This generation will be students longer, start their earning years later and so stay at home longer. The role of today’s parents therefore will span a longer age range and based on current trends, more than half of the Alphas will likely be living with their parents into their late 20’s.
'The great Screenage'
Generation Alpha have been born into “the great screenage” and while we are all impacted by our times, technology has bigger impacts on the generation experiencing the changes during their formative years.
The year they began being born was the year the iPad was launched, Instagram was created and App was the word of the year. For this reason, we also call them Generation Glass because the glass that they interact on now and will wear on their wrist, as glasses on their face, that will be on the Head Up Display of their driverless cars, or that will be the interactive surface of their school desk, will transform how they work, shop, learn, connect and play.
Not since Gutenberg transformed the utility of paper with his printing press in the 15th Century has a medium been so transformed for learning and communication purposes as glass- and it has happened in the lifetime of Generation Alpha.
About Research Visualisation
In a world of big data, we’re for visual data. We believe in the democratisation of information, and that research should be accessible to everyone, not just to the stats junkies.
We’re passionate about turning tables into visuals, data into videos and reports into presentations. As researchers, we understand the methods, but we’re also designers and we know what will communicate, and how to best engage.
Whether you’re looking to conduct research from scratch, or if you have existing data that you want to bring to life – get in touch with the McCrindle team.
The Business Performance Sentiment Index (Business PSI), designed by McCrindle, is an ongoing measure of business conditions, performance and sentiment.
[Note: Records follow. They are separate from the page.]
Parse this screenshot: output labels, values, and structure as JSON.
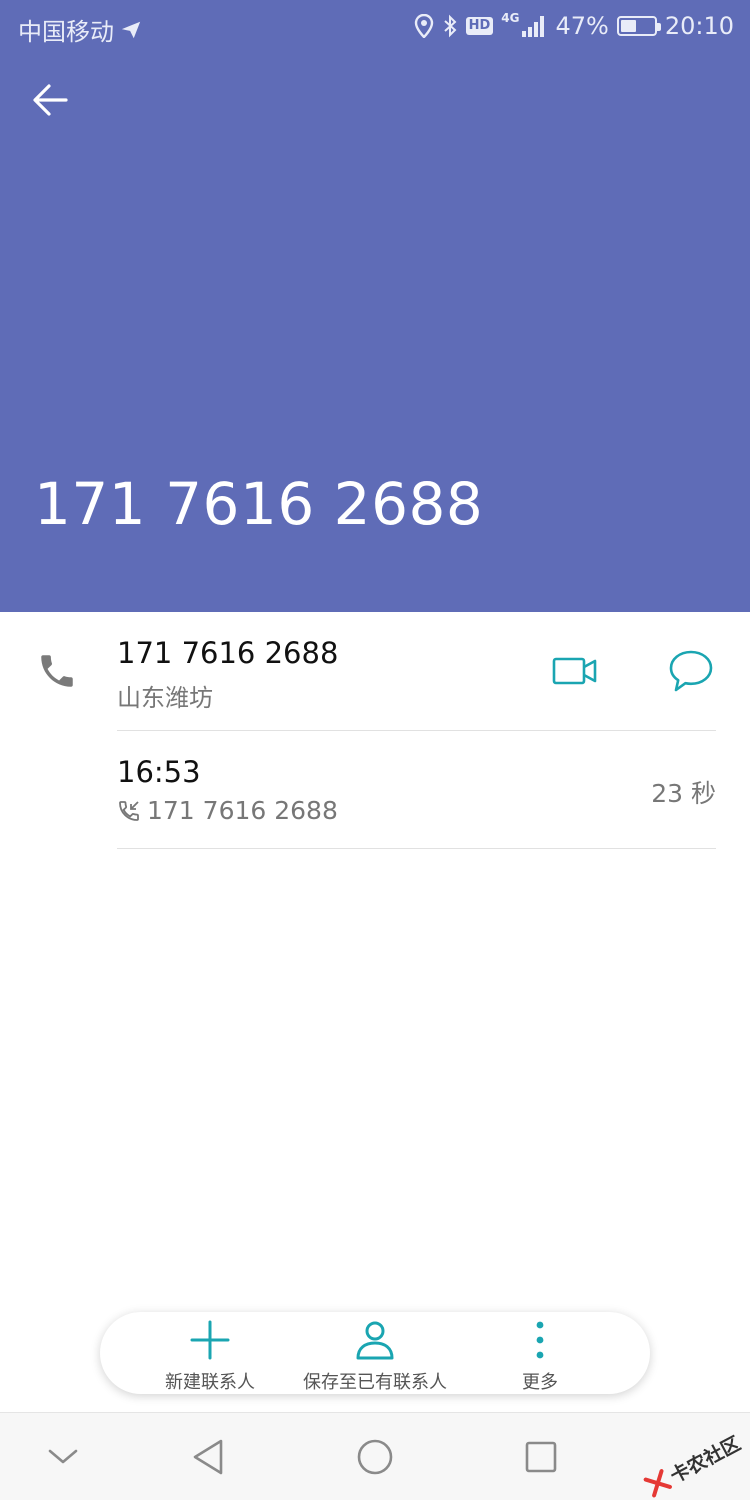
{
  "status_bar": {
    "carrier": "中国移动",
    "hd_label": "HD",
    "network_label": "4G",
    "battery_percent": "47%",
    "battery_level": 0.47,
    "time": "20:10"
  },
  "header": {
    "phone_number": "171 7616 2688",
    "background_color": "#5f6cb7"
  },
  "contact": {
    "number": "171 7616 2688",
    "location": "山东潍坊"
  },
  "call_log": [
    {
      "time": "16:53",
      "number": "171 7616 2688",
      "duration": "23 秒"
    }
  ],
  "actions": {
    "new_contact": "新建联系人",
    "save_existing": "保存至已有联系人",
    "more": "更多"
  },
  "accent_color": "#1aa5b1",
  "watermark": {
    "text": "卡农社区"
  },
  "icons": {
    "back": "arrow-left-icon",
    "phone": "phone-icon",
    "video": "video-camera-icon",
    "message": "message-bubble-icon",
    "add": "plus-icon",
    "person": "person-icon",
    "more": "more-vertical-icon"
  }
}
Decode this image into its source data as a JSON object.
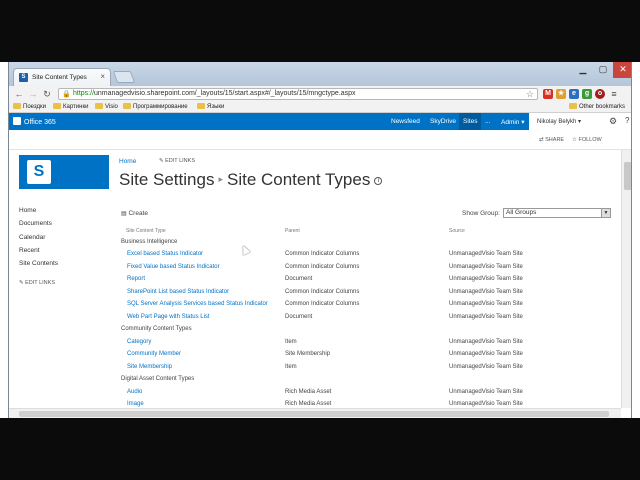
{
  "browser": {
    "tab_title": "Site Content Types",
    "favicon": "S",
    "close_glyph": "×",
    "url_secure": "https://",
    "url_rest": "unmanagedvisio.sharepoint.com/_layouts/15/start.aspx#/_layouts/15/mngctype.aspx",
    "bookmarks": [
      "Поездки",
      "Картинки",
      "Visio",
      "Программирование",
      "Языки"
    ],
    "other_bookmarks": "Other bookmarks"
  },
  "o365": {
    "brand": "Office 365",
    "nav": [
      "Newsfeed",
      "SkyDrive",
      "Sites",
      "...",
      "Admin ▾"
    ],
    "active_nav": "Sites",
    "user": "Nikolay Belykh ▾",
    "share": "SHARE",
    "follow": "FOLLOW"
  },
  "page": {
    "breadcrumb_home": "Home",
    "edit_links_top": "EDIT LINKS",
    "title_part1": "Site Settings",
    "title_sep": "▸",
    "title_part2": "Site Content Types",
    "info_icon": "i"
  },
  "leftnav": {
    "items": [
      "Home",
      "Documents",
      "Calendar",
      "Recent",
      "Site Contents"
    ],
    "edit_links": "EDIT LINKS"
  },
  "toolbar": {
    "create": "Create",
    "show_group_label": "Show Group:",
    "show_group_value": "All Groups"
  },
  "table": {
    "headers": [
      "Site Content Type",
      "Parent",
      "Source"
    ],
    "groups": [
      {
        "name": "Business Intelligence",
        "rows": [
          {
            "name": "Excel based Status Indicator",
            "parent": "Common Indicator Columns",
            "source": "UnmanagedVisio Team Site"
          },
          {
            "name": "Fixed Value based Status Indicator",
            "parent": "Common Indicator Columns",
            "source": "UnmanagedVisio Team Site"
          },
          {
            "name": "Report",
            "parent": "Document",
            "source": "UnmanagedVisio Team Site"
          },
          {
            "name": "SharePoint List based Status Indicator",
            "parent": "Common Indicator Columns",
            "source": "UnmanagedVisio Team Site"
          },
          {
            "name": "SQL Server Analysis Services based Status Indicator",
            "parent": "Common Indicator Columns",
            "source": "UnmanagedVisio Team Site"
          },
          {
            "name": "Web Part Page with Status List",
            "parent": "Document",
            "source": "UnmanagedVisio Team Site"
          }
        ]
      },
      {
        "name": "Community Content Types",
        "rows": [
          {
            "name": "Category",
            "parent": "Item",
            "source": "UnmanagedVisio Team Site"
          },
          {
            "name": "Community Member",
            "parent": "Site Membership",
            "source": "UnmanagedVisio Team Site"
          },
          {
            "name": "Site Membership",
            "parent": "Item",
            "source": "UnmanagedVisio Team Site"
          }
        ]
      },
      {
        "name": "Digital Asset Content Types",
        "rows": [
          {
            "name": "Audio",
            "parent": "Rich Media Asset",
            "source": "UnmanagedVisio Team Site"
          },
          {
            "name": "Image",
            "parent": "Rich Media Asset",
            "source": "UnmanagedVisio Team Site"
          }
        ]
      }
    ]
  },
  "colors": {
    "o365_blue": "#0072c6",
    "link": "#0072c6",
    "text": "#444444"
  }
}
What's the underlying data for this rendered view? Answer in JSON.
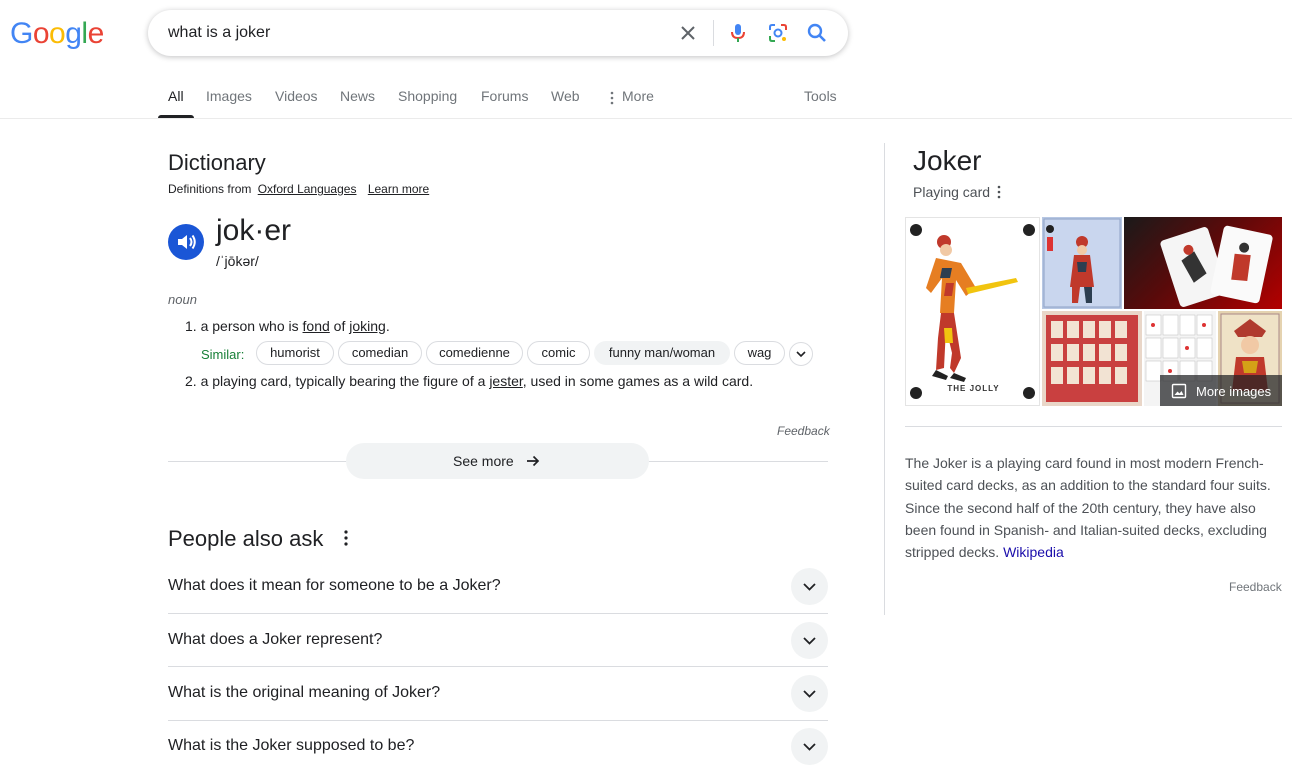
{
  "header": {
    "logo_letters": [
      "G",
      "o",
      "o",
      "g",
      "l",
      "e"
    ],
    "logo_colors": [
      "#4285F4",
      "#EA4335",
      "#FBBC05",
      "#4285F4",
      "#34A853",
      "#EA4335"
    ],
    "search_value": "what is a joker"
  },
  "tabs": [
    {
      "label": "All",
      "active": true
    },
    {
      "label": "Images"
    },
    {
      "label": "Videos"
    },
    {
      "label": "News"
    },
    {
      "label": "Shopping"
    },
    {
      "label": "Forums"
    },
    {
      "label": "Web"
    },
    {
      "label": "More"
    },
    {
      "label": "Tools"
    }
  ],
  "dictionary": {
    "title": "Dictionary",
    "source_prefix": "Definitions from",
    "source_link": "Oxford Languages",
    "learn_more": "Learn more",
    "word": "jok·er",
    "phonetic": "/ˈjōkər/",
    "part_of_speech": "noun",
    "def1": {
      "num": "1.",
      "pre": "a person who is",
      "link1": "fond",
      "mid": "of",
      "link2": "joking",
      "post": "."
    },
    "similar_label": "Similar:",
    "similar": [
      "humorist",
      "comedian",
      "comedienne",
      "comic",
      "funny man/woman",
      "wag"
    ],
    "def2": {
      "num": "2.",
      "pre": "a playing card, typically bearing the figure of a",
      "link": "jester",
      "post": ", used in some games as a wild card."
    },
    "feedback": "Feedback",
    "see_more": "See more"
  },
  "paa": {
    "title": "People also ask",
    "questions": [
      "What does it mean for someone to be a Joker?",
      "What does a Joker represent?",
      "What is the original meaning of Joker?",
      "What is the Joker supposed to be?"
    ]
  },
  "knowledge_panel": {
    "title": "Joker",
    "subtitle": "Playing card",
    "more_images": "More images",
    "image_card_caption": "THE JOLLY",
    "description": "The Joker is a playing card found in most modern French-suited card decks, as an addition to the standard four suits. Since the second half of the 20th century, they have also been found in Spanish- and Italian-suited decks, excluding stripped decks.",
    "source": "Wikipedia",
    "feedback": "Feedback"
  },
  "colors": {
    "accent_blue": "#1a56d6",
    "similar_green": "#188038",
    "link_blue": "#1a0dab"
  }
}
The Lower Hunter PSI is an initiative of Maxim Accounting with support from NAB.
The Business PSI takes the pulse of business across a region and tracks changes in the health of the local and national economy over time. This edition of the Business PSI (2017) features the latest results for the Lower Hunter region. This report also features longitudinal comparisons to last year’s deployment of the Business PSI (2016).
The Business PSI measures three core business characteristics: business conditions, performance and sentiment. The PSI uniquely charts these measures on a scale that ranges from accelerating on the extreme positive to collapsing on the extreme negative. Each of the three core measures (conditions, performance, and sentiment) are comprised of three sub-measures which are derived from the results of several individual survey questions.
The Lower Hunter region continues to show strong, consistent growth and an optimistic outlook.
One in three households (34%) own their home outright (compared to 32% in NSW and 31% nationally) and the region reports a rise in household income of 45% from 2006 to 2016, compared to Australia which has seen a rise of 39%.
Impressively, this year’s PSI results show that the positive operating condition for businesses in the Lower Hunter have further increased since last year.
This year’s results highlight a continued struggle for businesses against red tape and regulation as well as an expressed concern for local infrastructure provision. These challenges are offset, however, with the expectation of business expansion in 2018 and this positive sentiment in the Lower Hunter economy is the dominant theme in this year’s Business PSI report.